To Mary Elizabeth Judah, all life was precious and a gift from God to be treasured. Solo hadn’t exactly treasured X, had he? Hadn’t given back what he’d been given.

Even when Solo had been at his crankiest, Mary Elizabeth had treated him with love and kindness. She had cooked his favorite meals. She had ruffled his hair and told him how beautiful he was. She had left little notes throughout the house, positive words of encouragement. You are strong and courageous. And, You are adored. A good woman, his mother.

Maybe she had known about Solo’s profession; maybe she hadn’t. They’d never talked about it. Everything he’d done, he’d done for a good cause. He’d never asked questions, but then, he’d never wanted to know. He’d trusted Michael. He’d removed scum like Jecis Lukas from the streets.

But he’d grown colder over the years, hadn’t he? He was not the man his mother had raised.

“Thank you,” he said again, this time with more heart. “For what you did for Vika, and what you did for me.”

“You’re welcome,” X said with a happy grin.

“Ugh. Mushy stuff,” Dr. E said, never far behind. He was hunched over, as if his shoulders were too heavy to hold up. “We aren’t women. Let’s man this party up and kill something.”

Movement at his left. Solo homed in just in time to watch Vika crawl from behind one of the trailer’s huge tires. She brushed the dirt from her hands and knees as she checked the area for eavesdroppers.

“She was listening the only way she could,” X said. “Through vibrations.”

Her plum-colored gaze locked on Solo, and every muscle in his body tightened, clamping down on bone. The steady chatter of his companions faded as he drank her in. She wore a top and pants the same dark shade as the tire, and looked as though she’d stepped from Biker Chick Weekly—Role Play Edition. Her long, pale hair was sexily rumpled, her cheeks pink.

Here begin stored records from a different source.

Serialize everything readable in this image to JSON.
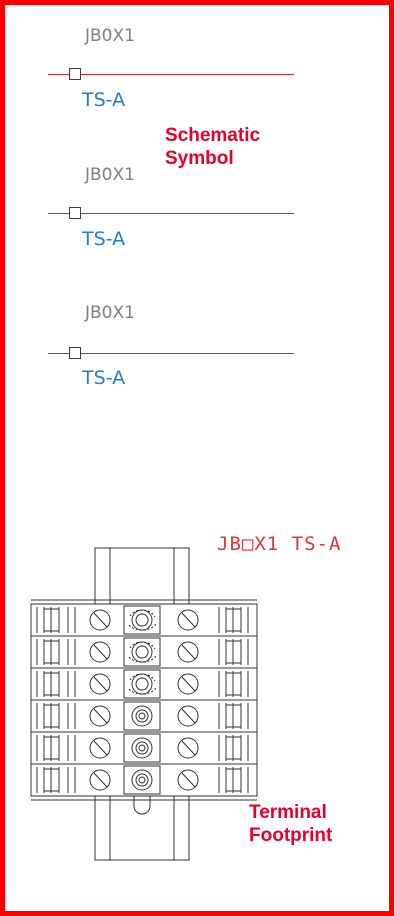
{
  "symbols": [
    {
      "device": "JB0X1",
      "terminal": "TS-A"
    },
    {
      "device": "JB0X1",
      "terminal": "TS-A"
    },
    {
      "device": "JB0X1",
      "terminal": "TS-A"
    }
  ],
  "callouts": {
    "schematic_line1": "Schematic",
    "schematic_line2": "Symbol",
    "footprint_line1": "Terminal",
    "footprint_line2": "Footprint"
  },
  "footprint_tag": "JB□X1 TS-A",
  "footprint": {
    "rows": 6,
    "rows_with_jumper": 3
  },
  "colors": {
    "frame": "#ff0000",
    "wire": "#e02424",
    "device_label": "#808080",
    "terminal_label": "#1e7fd0",
    "callout": "#e8002a",
    "drawing": "#303030"
  }
}
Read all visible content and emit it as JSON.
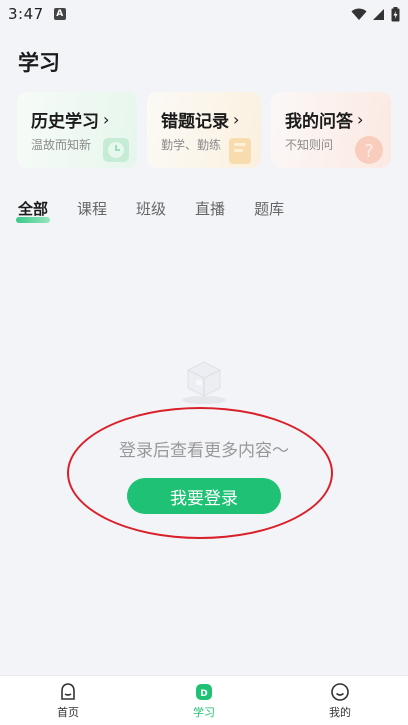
{
  "status_bar": {
    "time": "3:47",
    "notification_badge": "A"
  },
  "page": {
    "title": "学习"
  },
  "cards": [
    {
      "title": "历史学习",
      "subtitle": "温故而知新"
    },
    {
      "title": "错题记录",
      "subtitle": "勤学、勤练"
    },
    {
      "title": "我的问答",
      "subtitle": "不知则问"
    }
  ],
  "tabs": [
    {
      "label": "全部",
      "active": true
    },
    {
      "label": "课程"
    },
    {
      "label": "班级"
    },
    {
      "label": "直播"
    },
    {
      "label": "题库"
    }
  ],
  "empty_state": {
    "message": "登录后查看更多内容～",
    "login_button": "我要登录"
  },
  "bottom_nav": [
    {
      "label": "首页",
      "icon": "home-face-icon"
    },
    {
      "label": "学习",
      "icon": "study-icon",
      "active": true
    },
    {
      "label": "我的",
      "icon": "profile-face-icon"
    }
  ],
  "colors": {
    "accent": "#1fc274",
    "annotation": "#d9202a"
  }
}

She stepped backward, away from him, finally disappearing around the corner.

He nearly shouted a denial. Calm. Steady. She would be back. He would tell her about her father’s threat and gauge her reaction. He wouldn’t ask her about the wedding. She would—

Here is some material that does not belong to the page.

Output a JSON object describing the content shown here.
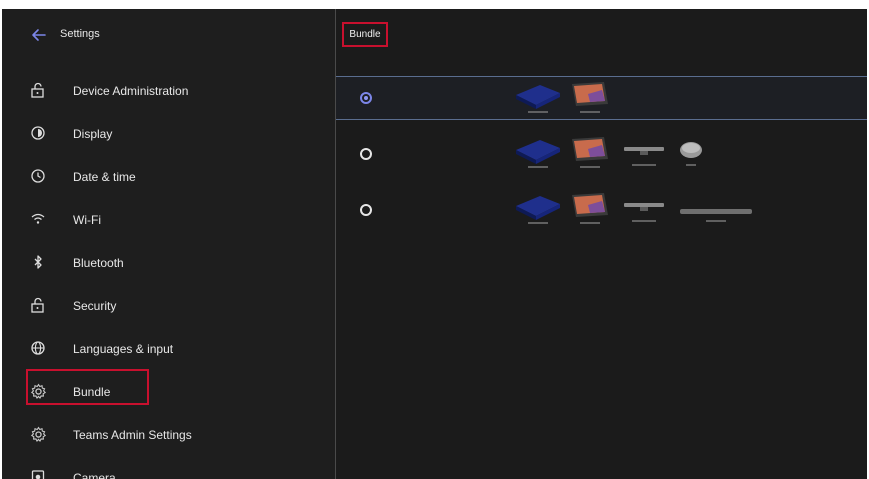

Return a few minutes later with food, causing the tension to drain from him. She had changed into white and now looked as if she’d stepped from a cloud. She’d brushed her hair, the strands glistening like molten gold. She had brushed her teeth, too. He could smell the mint of her toothpaste. She tossed a burlap sack through the bars and onto his lap, the scent of buttered toast and freshly cooked syn-sausage wafting to his nose.

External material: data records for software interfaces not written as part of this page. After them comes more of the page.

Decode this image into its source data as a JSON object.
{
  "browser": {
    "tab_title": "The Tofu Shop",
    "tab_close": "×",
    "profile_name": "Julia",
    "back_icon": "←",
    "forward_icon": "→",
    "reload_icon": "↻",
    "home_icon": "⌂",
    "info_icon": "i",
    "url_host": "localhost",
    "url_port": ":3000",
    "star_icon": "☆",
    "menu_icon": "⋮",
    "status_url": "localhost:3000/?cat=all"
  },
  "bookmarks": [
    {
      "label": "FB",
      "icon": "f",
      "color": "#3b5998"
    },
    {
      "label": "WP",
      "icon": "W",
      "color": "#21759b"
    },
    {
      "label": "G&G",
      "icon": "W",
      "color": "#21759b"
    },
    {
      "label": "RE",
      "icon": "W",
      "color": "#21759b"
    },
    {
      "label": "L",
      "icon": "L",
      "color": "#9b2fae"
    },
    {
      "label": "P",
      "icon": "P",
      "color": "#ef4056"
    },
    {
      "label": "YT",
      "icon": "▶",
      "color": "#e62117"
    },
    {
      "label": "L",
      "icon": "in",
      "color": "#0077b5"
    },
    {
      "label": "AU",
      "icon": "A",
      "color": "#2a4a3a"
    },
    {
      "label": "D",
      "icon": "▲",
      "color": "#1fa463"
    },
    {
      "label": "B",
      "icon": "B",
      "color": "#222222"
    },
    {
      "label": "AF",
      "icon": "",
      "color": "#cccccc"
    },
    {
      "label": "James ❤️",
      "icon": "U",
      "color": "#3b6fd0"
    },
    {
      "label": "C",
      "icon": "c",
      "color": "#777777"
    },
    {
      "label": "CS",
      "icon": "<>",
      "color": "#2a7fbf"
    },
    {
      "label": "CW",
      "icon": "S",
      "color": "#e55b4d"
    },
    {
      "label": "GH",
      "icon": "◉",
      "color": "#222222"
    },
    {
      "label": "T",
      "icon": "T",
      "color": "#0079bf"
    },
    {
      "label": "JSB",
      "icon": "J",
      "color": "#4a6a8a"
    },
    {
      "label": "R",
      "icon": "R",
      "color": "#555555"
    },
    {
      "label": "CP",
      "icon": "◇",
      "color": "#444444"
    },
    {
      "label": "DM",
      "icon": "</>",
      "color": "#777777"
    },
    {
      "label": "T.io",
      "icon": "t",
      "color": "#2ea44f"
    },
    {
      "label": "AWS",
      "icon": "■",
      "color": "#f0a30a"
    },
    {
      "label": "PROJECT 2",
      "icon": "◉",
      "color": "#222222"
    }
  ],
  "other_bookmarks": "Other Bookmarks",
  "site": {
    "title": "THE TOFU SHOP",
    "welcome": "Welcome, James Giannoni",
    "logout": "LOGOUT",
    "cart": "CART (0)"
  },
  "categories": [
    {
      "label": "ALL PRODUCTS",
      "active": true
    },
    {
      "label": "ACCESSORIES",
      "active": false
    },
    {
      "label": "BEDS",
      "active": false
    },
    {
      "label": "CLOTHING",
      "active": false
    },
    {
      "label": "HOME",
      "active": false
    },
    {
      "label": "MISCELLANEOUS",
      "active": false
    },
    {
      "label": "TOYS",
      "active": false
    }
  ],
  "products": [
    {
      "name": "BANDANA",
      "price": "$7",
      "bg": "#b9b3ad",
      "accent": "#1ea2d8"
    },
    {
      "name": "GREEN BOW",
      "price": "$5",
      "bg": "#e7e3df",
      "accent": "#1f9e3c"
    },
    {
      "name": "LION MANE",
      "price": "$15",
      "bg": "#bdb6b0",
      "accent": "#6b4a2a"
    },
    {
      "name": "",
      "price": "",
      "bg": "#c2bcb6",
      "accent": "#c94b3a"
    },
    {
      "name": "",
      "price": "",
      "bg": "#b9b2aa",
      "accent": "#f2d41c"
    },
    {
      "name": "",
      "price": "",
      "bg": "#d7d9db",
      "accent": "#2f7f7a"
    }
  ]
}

She reached into a pant pocket to withdraw a rag. He waited. When she stretched out her arm to toss it through the bars, he leapt into action, scooting from the far end of the cage to the front, his own arm extending.

Contact. His fingers locked around her wrist.

She gasped. Her eyelids flipped up, and her gaze landed on him.

“Let me go,” she demanded.

When the softness of her skin delighted him? When the heat she emitted blended with his own? “Or what?”

Heart-shaped lips pursed in the most adorable pout. “Or you’ll lose your man parts.”

Something cold pressed against his thigh, and he glanced down. She had positioned a blade at the hem of his loincloth.

X clapped at her daring.

Dr. E growled.

“Nice move,” Solo said, oddly proud of her.

She sighed, a little dejected, and said, “I doubt I could actually go through with my threat. I really just carry the weapon to scare people away.”

Oh, honey. That’s not something you ever admit to your opponent.

As innocent as she appeared, though, her opponents could probably guess her lack of malicious intent.